By: Charles Roop | WCTV Pinpoint Weather
May 9, 2018
Sept. 8, 2017. The NOAA-NASA satellite GOES-16 captured this geocolor image of Hurricane Irma passing the eastern end of Cuba at about 8:00 a.m. EDT on Sept. 8, 2017, Photo Date: 9/8/2017
TALLAHASSEE, Fla. (WCTV) — The 2017 Atlantic hurricane season was an active and potent one.
Three hurricanes - Harvey, Irma and Maria - underwent rapid intensification; the wind speeds rose by nearly 30 miles an hour in just 24 hours.
A new research paper found that in the period between 1986 and 2015, there was a statistically significant increase of magnitude of hurricanes that rapidly intensified in the central and eastern tropical Atlantic Ocean. But there was not an increase of intensity change of rapidly-intensifying hurricanes in the western Atlantic region.
The study says variables including warmer sea-surface temperatures, higher upper ocean heat content and lower wind shear helped to increase those numbers.
The authors noted the current active long-term pattern that’s been in place since the mid-1990s is likely a good reason for the shift. The Atlantic Multidecadal Oscillation (AMO) in its current positive phase has warmer water temperatures in the Atlantic. But there is also another thing that the study noted.
“[T]he role of anthropogenic climate change cannot be ruled out,” the authors noted in the paper.

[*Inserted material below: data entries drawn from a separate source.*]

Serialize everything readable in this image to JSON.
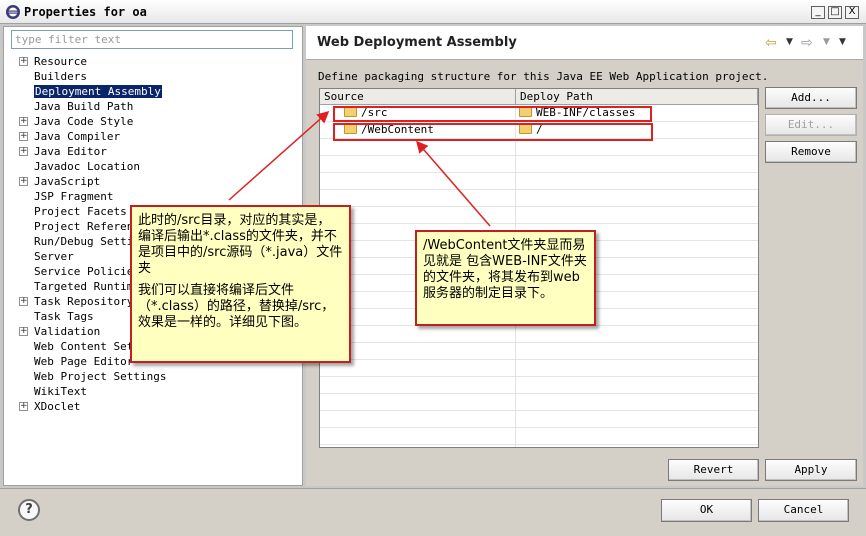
{
  "window": {
    "title": "Properties for oa",
    "minimize": "_",
    "maximize": "□",
    "close": "X"
  },
  "filter": {
    "placeholder": "type filter text"
  },
  "tree": {
    "items": [
      {
        "label": "Resource",
        "expandable": true
      },
      {
        "label": "Builders",
        "expandable": false
      },
      {
        "label": "Deployment Assembly",
        "expandable": false,
        "selected": true
      },
      {
        "label": "Java Build Path",
        "expandable": false
      },
      {
        "label": "Java Code Style",
        "expandable": true
      },
      {
        "label": "Java Compiler",
        "expandable": true
      },
      {
        "label": "Java Editor",
        "expandable": true
      },
      {
        "label": "Javadoc Location",
        "expandable": false
      },
      {
        "label": "JavaScript",
        "expandable": true
      },
      {
        "label": "JSP Fragment",
        "expandable": false
      },
      {
        "label": "Project Facets",
        "expandable": false
      },
      {
        "label": "Project References",
        "expandable": false
      },
      {
        "label": "Run/Debug Settings",
        "expandable": false
      },
      {
        "label": "Server",
        "expandable": false
      },
      {
        "label": "Service Policies",
        "expandable": false
      },
      {
        "label": "Targeted Runtimes",
        "expandable": false
      },
      {
        "label": "Task Repository",
        "expandable": true
      },
      {
        "label": "Task Tags",
        "expandable": false
      },
      {
        "label": "Validation",
        "expandable": true
      },
      {
        "label": "Web Content Settings",
        "expandable": false
      },
      {
        "label": "Web Page Editor",
        "expandable": false
      },
      {
        "label": "Web Project Settings",
        "expandable": false
      },
      {
        "label": "WikiText",
        "expandable": false
      },
      {
        "label": "XDoclet",
        "expandable": true
      }
    ]
  },
  "page": {
    "title": "Web Deployment Assembly",
    "description": "Define packaging structure for this Java EE Web Application project.",
    "nav_back_icon": "arrow-left-icon",
    "nav_forward_icon": "arrow-right-icon",
    "nav_menu_icon": "chevron-down-icon"
  },
  "table": {
    "columns": [
      "Source",
      "Deploy Path"
    ],
    "rows": [
      {
        "source": "/src",
        "deploy_path": "WEB-INF/classes"
      },
      {
        "source": "/WebContent",
        "deploy_path": "/"
      }
    ]
  },
  "buttons": {
    "add": "Add...",
    "edit": "Edit...",
    "remove": "Remove",
    "revert": "Revert",
    "apply": "Apply",
    "ok": "OK",
    "cancel": "Cancel"
  },
  "annotations": {
    "left_p1": "此时的/src目录，对应的其实是，编译后输出*.class的文件夹，并不是项目中的/src源码（*.java）文件夹",
    "left_p2": "我们可以直接将编译后文件（*.class）的路径，替换掉/src，效果是一样的。详细见下图。",
    "right": "/WebContent文件夹显而易见就是 包含WEB-INF文件夹的文件夹，将其发布到web服务器的制定目录下。"
  },
  "colors": {
    "selection": "#0a246a",
    "callout_bg": "#ffffc0",
    "annotation_red": "#e02020"
  }
}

Sea surface temperatures are expected to rise but, as mentioned in a previous story, wind shear is a variable that could increase as the earth warms, limiting tropical cyclone development. But the paper notes that it is difficult to isolate the role of the AMO and global warming.
“Further studies are needed to separate the influences of natural variability and climate change on the large-scale hurricane environment in the tropical Atlantic,” the authors wrote.
In the meantime, all we can do is be ready for the next storm.